ACTIVITY
Exact copies of the lines below are the goal; any images in them are dropped.

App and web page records
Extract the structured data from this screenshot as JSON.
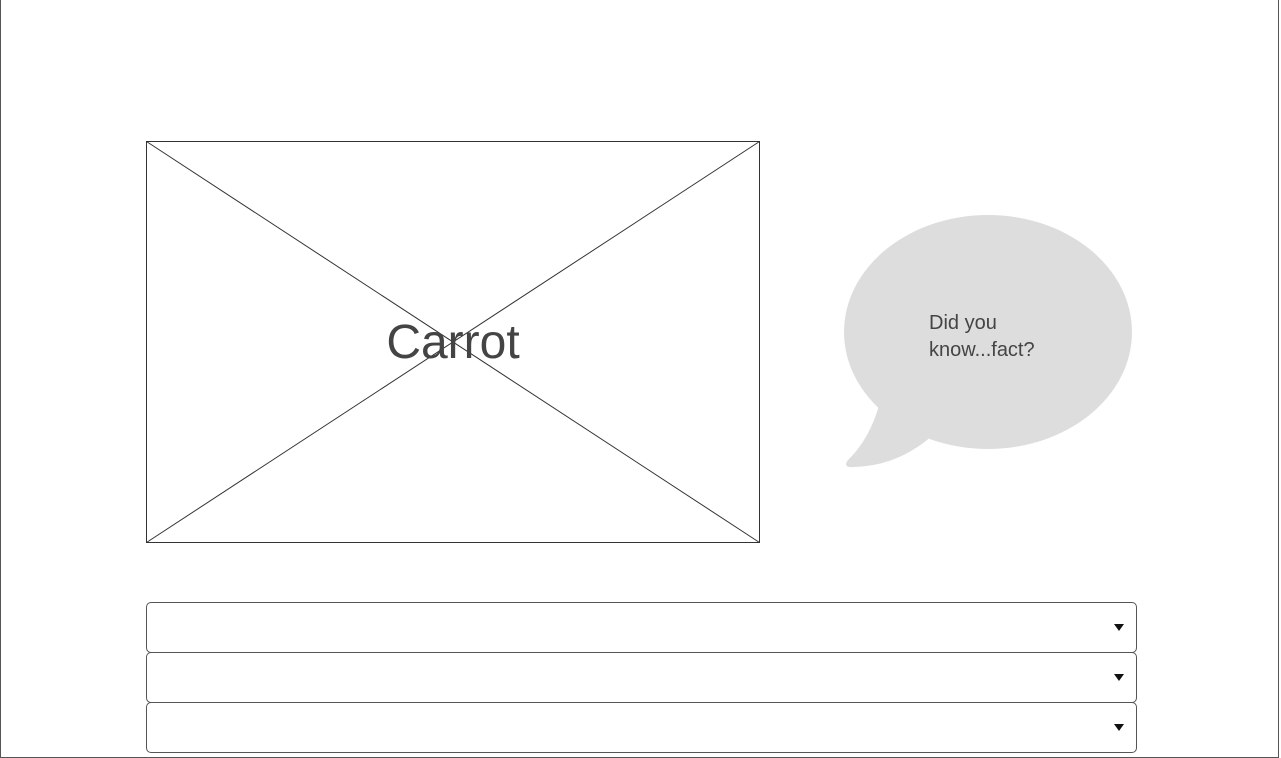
{
  "image_placeholder": {
    "label": "Carrot"
  },
  "fact_bubble": {
    "text": "Did you know...fact?",
    "fill_color": "#dddddd"
  },
  "dropdowns": [
    {
      "selected": ""
    },
    {
      "selected": ""
    },
    {
      "selected": ""
    }
  ],
  "icons": {
    "dropdown_arrow": "chevron-down-icon"
  }
}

WRITTEN RESPONSE
Extract the structured data from this screenshot as JSON.
{
  "image_placeholder": {
    "label": "Carrot"
  },
  "fact_bubble": {
    "text": "Did you know...fact?",
    "fill_color": "#dddddd"
  },
  "dropdowns": [
    {
      "selected": ""
    },
    {
      "selected": ""
    },
    {
      "selected": ""
    }
  ],
  "icons": {
    "dropdown_arrow": "chevron-down-icon"
  }
}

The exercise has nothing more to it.